It is remarkable that Gandhi’s understandings of the malaise of modern capitalism was so well built that he predicted most of the environmental concerns that we are facing today and perhaps that is why today there is a growing discussion around the world on the relevance of his insistence on the ‘basic model of living.’

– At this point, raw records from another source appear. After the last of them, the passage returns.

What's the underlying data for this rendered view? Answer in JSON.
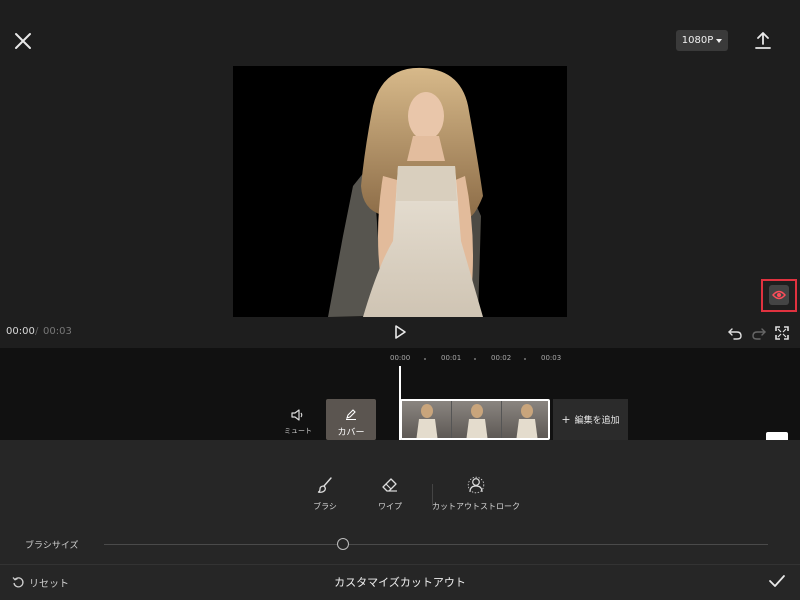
{
  "toolbar": {
    "resolution": "1080P"
  },
  "player": {
    "time_current": "00:00",
    "time_separator": "/",
    "time_total": "00:03"
  },
  "timeline": {
    "ticks": [
      "00:00",
      "00:01",
      "00:02",
      "00:03"
    ],
    "mute_label": "ミュート",
    "cover_label": "カバー",
    "add_edit_label": "編集を追加"
  },
  "tools": [
    {
      "label": "ブラシ",
      "icon": "brush-icon"
    },
    {
      "label": "ワイプ",
      "icon": "eraser-icon"
    },
    {
      "label": "カットアウトストローク",
      "icon": "person-outline-icon"
    }
  ],
  "brush": {
    "size_label": "ブラシサイズ",
    "size_value": 0.36
  },
  "footer": {
    "reset_label": "リセット",
    "title": "カスタマイズカットアウト"
  },
  "colors": {
    "highlight": "#e0323f",
    "background": "#1b1b1b"
  }
}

Gandhi warned that while the modern capitalist world created mental restlessness and the need for excess, but needs are to be limited and resources to be shared. The ideal of endless wants and desires is destructive and forms a delusion, warning us of the perils of reckless development and industrialisation. Modern civilisation for Gandhi premised itself on reckless exploitation of nature and fellow beings and he could for see what a global race towards such a trend could bring in terms of disasters and exploitative regimes. Gandhi took a lot of inspiration from Jainism where nature was seen as a living entity and a life of minimum needs was central, was deeply inspired by Tagore’s vision of an ecologically sensitive education at Shanti Niketan and felt in tune with his western counterparts like Thoreau, Ruskin. These thinkers formed the backbone of a critique of modern industrialisation and influenced Gandhi to chart out a philosophically and ethically enriched environmentalism premised on the basic needs model. Primary to this model was to establish a respectful and reciprocal relationship with nature rather than an exploitative one and for him the minimisation of needs, abstinence from greed and ethical understanding were important.

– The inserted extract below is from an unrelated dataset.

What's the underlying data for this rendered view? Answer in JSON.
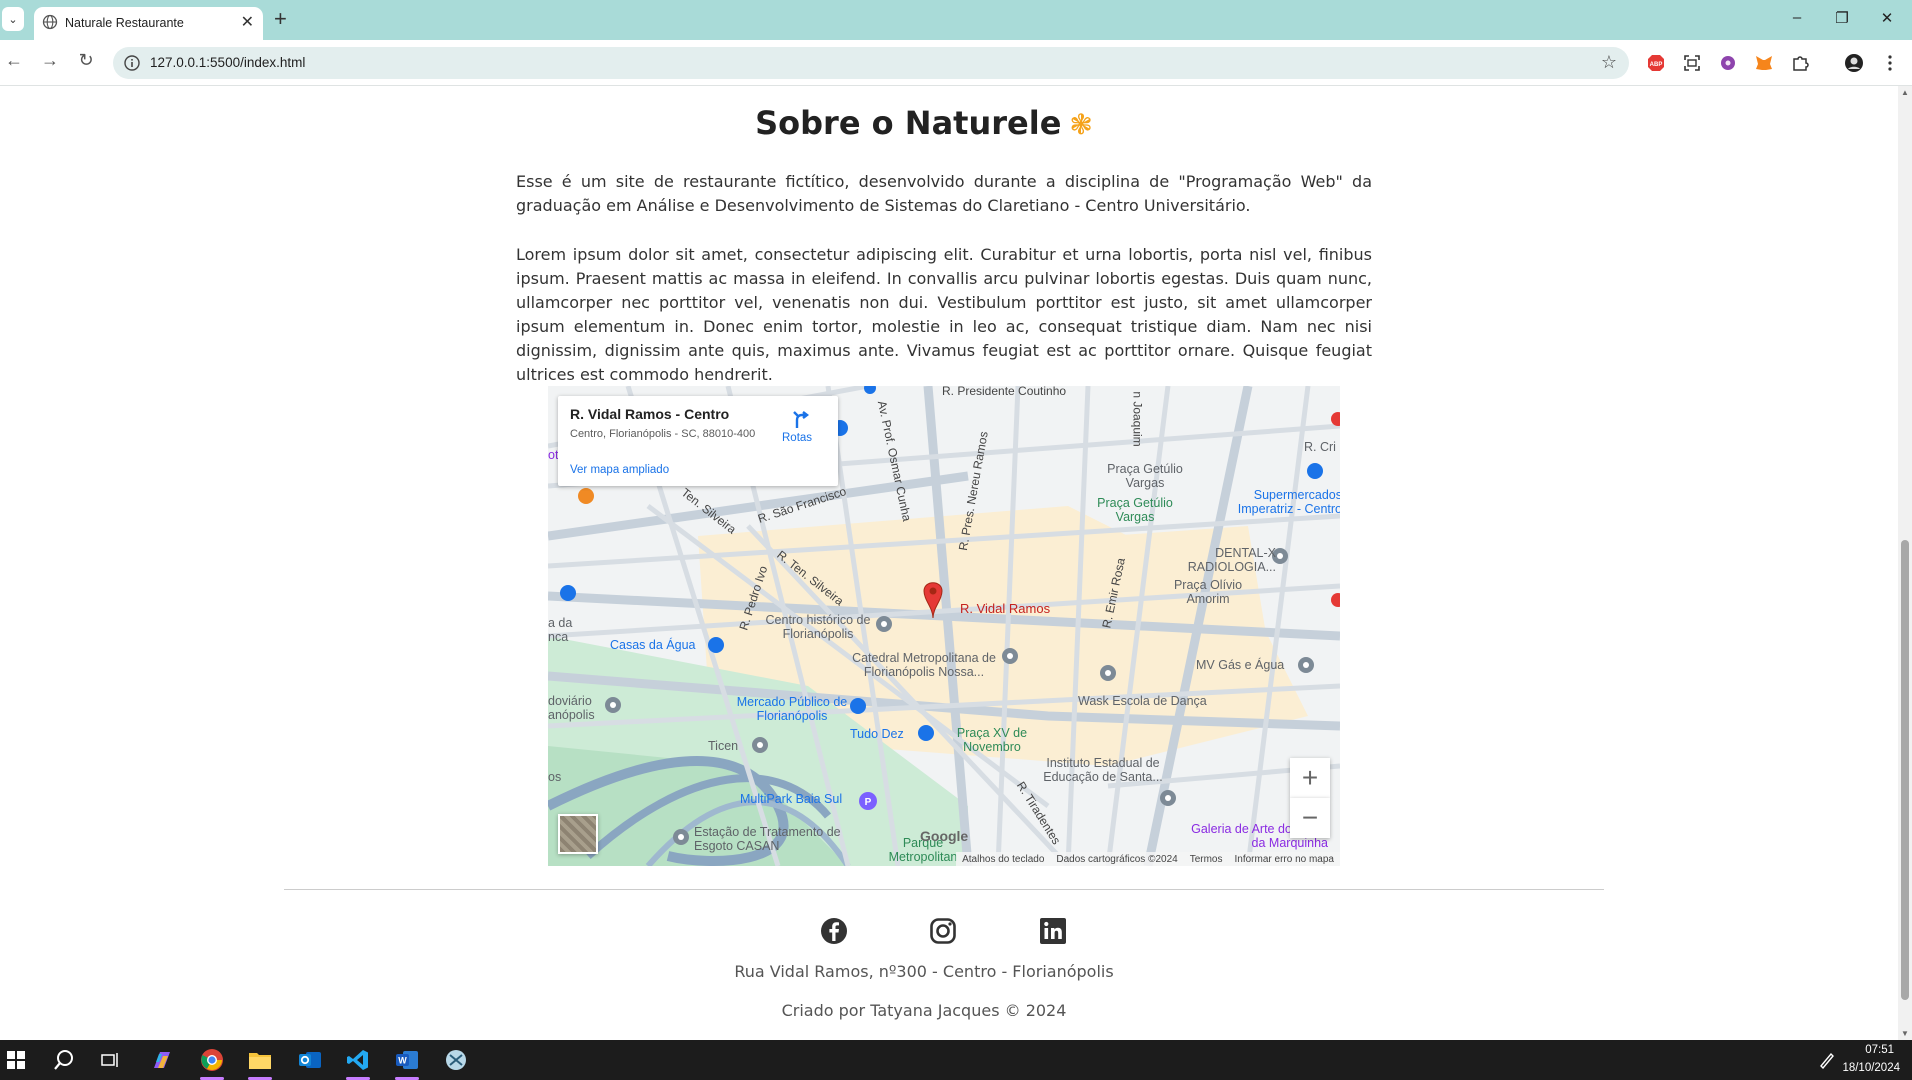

Gandhi remained an ardent critique of wastefulness, greed, hoarding and exploitative and unethical engagements with nature and warned that nature produced enough for everyone’s need but not to gratify everyone’s greed. He was interested in the study of indigenous medicine and knew a great deal about the medicinal properties of plants. His assertions for a village model of economy where local artisans, peasants and traditional knowledge systems thrived and a critical view of machinery and industrially produced items indirectly indicate at his focus on ecological sustenance. His own Ashrams were built with ecologically sensitive and traditional architectural designs, his major movements and historic contributions whether in the form of Dandi March or in 1946 his walk through the burning lanes of Noakhali showed that he wanted to live and die as close to people and nature as possible. Gandhi stood for locally produced, village based technologies and central to his vision was Charkha because it didn’t take the place of a human but only aided him in his activities. When Gandhi defined technology as man-aiding rather than disabling/replacing element it highlighted how central the human-nature balance was for him. Gandhi through his life and writings identified the root cause of the contemporary environmental problems and gave us viable and ecologically mature solutions to them. He showed how simple living and minimisation of needs was crucial and his vision for a self-reliant and rurally empowered civilisation in the absence of exploitative industrialisation and atomisation could help create a harmonious relationship with nature. From Gandhi’s lifelong emphasis on non-violence, self-reliance, non-duality and ethics it becomes clear that Gandhi’s environmentalism is engrained in all that he did and stood for throughout his life.
Ananya Pathak, Associate Editor, The New Leam.